Go through the entries below and copy every line that holds the word "river".

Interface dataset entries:
------------------------------------------------------------------------

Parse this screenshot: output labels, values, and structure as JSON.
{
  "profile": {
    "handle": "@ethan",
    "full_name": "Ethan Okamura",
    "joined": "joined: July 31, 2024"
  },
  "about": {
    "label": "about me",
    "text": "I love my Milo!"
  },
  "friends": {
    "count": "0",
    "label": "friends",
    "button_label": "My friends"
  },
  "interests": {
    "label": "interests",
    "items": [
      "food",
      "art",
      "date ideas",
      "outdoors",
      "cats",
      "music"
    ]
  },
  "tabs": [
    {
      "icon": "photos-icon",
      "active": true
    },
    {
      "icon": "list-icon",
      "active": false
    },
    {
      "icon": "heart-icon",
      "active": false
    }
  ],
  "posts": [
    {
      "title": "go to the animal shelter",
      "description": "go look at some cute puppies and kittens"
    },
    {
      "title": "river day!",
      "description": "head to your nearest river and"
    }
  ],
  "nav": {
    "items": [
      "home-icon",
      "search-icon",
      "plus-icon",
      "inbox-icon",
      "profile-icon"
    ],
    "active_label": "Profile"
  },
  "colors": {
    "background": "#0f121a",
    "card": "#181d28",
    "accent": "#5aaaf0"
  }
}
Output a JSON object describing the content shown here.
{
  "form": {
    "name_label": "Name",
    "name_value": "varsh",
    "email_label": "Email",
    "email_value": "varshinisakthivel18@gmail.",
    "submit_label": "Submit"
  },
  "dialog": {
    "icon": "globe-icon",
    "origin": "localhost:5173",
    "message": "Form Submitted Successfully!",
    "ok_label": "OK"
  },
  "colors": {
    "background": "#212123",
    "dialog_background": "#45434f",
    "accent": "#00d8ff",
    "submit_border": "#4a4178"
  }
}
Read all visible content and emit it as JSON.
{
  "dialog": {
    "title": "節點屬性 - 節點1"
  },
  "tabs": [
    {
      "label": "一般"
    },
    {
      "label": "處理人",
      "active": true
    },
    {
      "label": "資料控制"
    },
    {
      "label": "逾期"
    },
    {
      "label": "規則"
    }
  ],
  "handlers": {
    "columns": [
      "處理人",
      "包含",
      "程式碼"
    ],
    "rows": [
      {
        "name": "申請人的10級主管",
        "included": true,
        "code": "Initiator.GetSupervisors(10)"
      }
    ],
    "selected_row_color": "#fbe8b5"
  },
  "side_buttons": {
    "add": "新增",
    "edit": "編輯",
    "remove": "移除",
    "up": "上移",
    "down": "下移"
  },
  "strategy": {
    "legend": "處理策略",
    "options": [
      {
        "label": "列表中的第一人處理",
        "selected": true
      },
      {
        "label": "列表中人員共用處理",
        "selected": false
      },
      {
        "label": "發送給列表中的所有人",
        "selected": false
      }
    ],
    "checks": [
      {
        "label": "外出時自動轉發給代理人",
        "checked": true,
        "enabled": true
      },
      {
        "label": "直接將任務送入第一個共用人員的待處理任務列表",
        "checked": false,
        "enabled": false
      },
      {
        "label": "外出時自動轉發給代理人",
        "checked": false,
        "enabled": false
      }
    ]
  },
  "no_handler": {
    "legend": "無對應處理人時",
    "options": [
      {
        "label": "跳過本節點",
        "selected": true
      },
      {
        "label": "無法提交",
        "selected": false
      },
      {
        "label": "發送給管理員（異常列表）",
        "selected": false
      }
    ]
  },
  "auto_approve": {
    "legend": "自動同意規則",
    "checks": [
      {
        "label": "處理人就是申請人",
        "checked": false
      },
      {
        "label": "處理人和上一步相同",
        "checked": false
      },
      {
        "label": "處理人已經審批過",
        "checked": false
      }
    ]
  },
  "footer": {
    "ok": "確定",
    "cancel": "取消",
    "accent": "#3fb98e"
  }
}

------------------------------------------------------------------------

WRITTEN SOLUTION:
      "title": "river day!",
      "description": "head to your nearest river and"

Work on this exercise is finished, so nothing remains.